As noted below, it's not like Bill Walton came back from the dead during the 1985-86 season. It only seemed that way. In fact, the Mountain Man played quite a bit during the 1984-85 NBA season, and played quite well at times.
I thought it might be interesting to see what kind of news coverage Mountain Man was getting in the year before he arrived in green.
Here's the first few installments:
Lakers coach Pat Riley remains unsigned, but says, "Things are getting more active and there's not going to be any problem." As for Clippers center Bill Walton, Riley says, "There's no secret we've been pursuing him, but we have a (salary) cap problem. Still, it's not a dead issue." Riley adds, "We've done a lot of talking with people. We're re-evaluating our team, but we don't want to make any reactive moves because of our tough loss to Boston.
--Boston Globe, September 4, 1984
The Lakers still are making noises about signing free agent Bill Walton, but Clippers general manager Carl Scheer insists his team will match a ny offer, although he does qualify his promise. "If they (the Lakers) want to trade James Worthy and Michael Cooper for Bill Walton,' said Scheer, "sure, I'm interested.
--Los Angeles Times, Septemeber 2, 1984
Bill Walton, who became a free agent at the end of last season and reportedly is being sought by the Los Angeles Clippers and Los Angeles Lakers, has been offered $400,000 to play a 32-game schedule in Italy. The offer reportedly was made by Dan Peterson, who owns a franchise in Milan.
--Miami Herald, August 19, 1984
The Mavericks still are looking for a center. Possibilities include Swen Nater of the Lakers (a free agent), Poquette of Cleveland or Walton, who is a free agent. The Clippers, however, who own the right of first refusal for Walton, have said that they will match any offer the Mavericks make. Dallas made an offer for Caldwell Jones, but the last thing the Houston Rockets want to do is help Dallas, so they traded him to Chicago for Mitchell.
--Dallas Morning News, August 18, 1984
Clippers center Bill Walton wants out, and the Lakers might make room by dumping Mitch Kupchak.
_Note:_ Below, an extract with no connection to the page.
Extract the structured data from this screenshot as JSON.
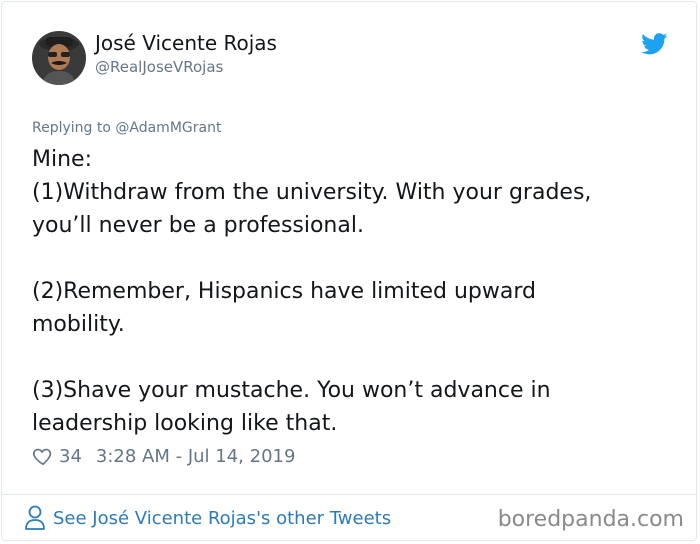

But the Clippers would have to match any offer or lose face with their new fans in LA.
--New York Times, August 1, 1984